The Greenville Fire Department was created in 1871, after a very destructive fire. On the night of December 12, 1855, a fire took place in the 3rd story of the Buckeye House, located on the southeast corner of Broadway and the Public Square (the old Masonic Temple site), burning it to the ground. The proprietor, J.L. Winner, suffered a total loss. By a coincidence of favorable circumstances, the fire was contained to this one building. After this experience with fire, the purchase of a hand fire pumper and the organization of a firefighters' brigade was discussed. The excitement soon died away and no action was taken, so the matter was dropped. Then, sixteen years later, on the night of April 21,1871, a big fire started in the livery barn of George Stevens (known as the "Flying Dutchman"), just east of the present government building, spreading east to the Blottman Building and Tod & Snyder's stable on East Third Street, scattering fire on the Christian and Lutheran Churches. Loss was estimated between $15,000 - $50,000.

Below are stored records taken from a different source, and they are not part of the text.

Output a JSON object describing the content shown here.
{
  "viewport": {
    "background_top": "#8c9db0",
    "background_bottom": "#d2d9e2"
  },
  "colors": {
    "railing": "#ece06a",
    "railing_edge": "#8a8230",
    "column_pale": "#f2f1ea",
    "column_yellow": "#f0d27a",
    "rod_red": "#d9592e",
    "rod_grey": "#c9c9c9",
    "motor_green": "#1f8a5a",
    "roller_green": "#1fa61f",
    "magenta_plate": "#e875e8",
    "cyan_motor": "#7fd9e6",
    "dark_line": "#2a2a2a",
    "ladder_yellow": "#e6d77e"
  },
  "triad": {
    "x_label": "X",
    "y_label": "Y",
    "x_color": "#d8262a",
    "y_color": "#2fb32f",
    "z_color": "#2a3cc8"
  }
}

The public was now convinced of the need for adequate fire protection. They appealed to the City Council to organize a fire department and buy the equipment needed. An ordinance was passed by the City Council on May 29,1871, thus creating the Greenville Fire Department. The fire department consisted of a chief, first and second assistants, three fire wardens, and such men as may be needed from time to time. Bonds were issued at this meeting for six thousand dollars, to pay for the expenses of the new department for the years 1872, 1873, and 1874. The first Chief appointed was Reverend D.K. McConnell, of the Christian Church.
Fire House with Crew and Vehicles Black and White Photo
Old Fire House Front Black and White Photo
On June 16, 1871, a Silsby steam fire engine, two hose reels, and five-hundred feet of hose was purchased for $7,200. The steamer was entitled "Greenville". This engine was kept in a frame building on Lot 59, West Main Street, until a new City Hall was completed in 1875. A room had been constructed in the north side of that building to house the fire equipment.

On May 21, 1881, an ordinance was passed by City Council to purchase a second Silsby fire engine for $3,450. Due to the growth of the fire department, a more adequate housing facility would have to be provided. The City Council passed an ordinance on February 26,1883, to issue bonds not to exceed seven-thousand dollars, to purchase real estate for the fire department and its equipment. On May 28, 1883, Lot 73, on the northeast corner of Broadway and the Public Square, was purchased for $3,500. The old brick building which stood on this corner was torn down and a useful, convenient, modern two-story fire department building was erected. It had two large exits on the Public Square, stable accommodations for several horses in the rear of the building, and sleeping accommodations above. A second team of horses was also purchased at this time. The Committee of Fire presented a resolution at this time to withdraw $2,100 from the Bridge and Culvert Fund and a $300 loan from the General Fund to purchase a fire alarm telegraph. On March 24,1890, an ordinance was made and passed to purchase the Gamewell Fire Alarm Telegraph System for $2,500. This equipment was reliable and was used until 1988, when it was removed from service and sold at public auction for $2,078.50.

On January 29,1894, an ordinance was passed making the Greenville Fire Department a paid department. The ordinance became effective March 1, 1894.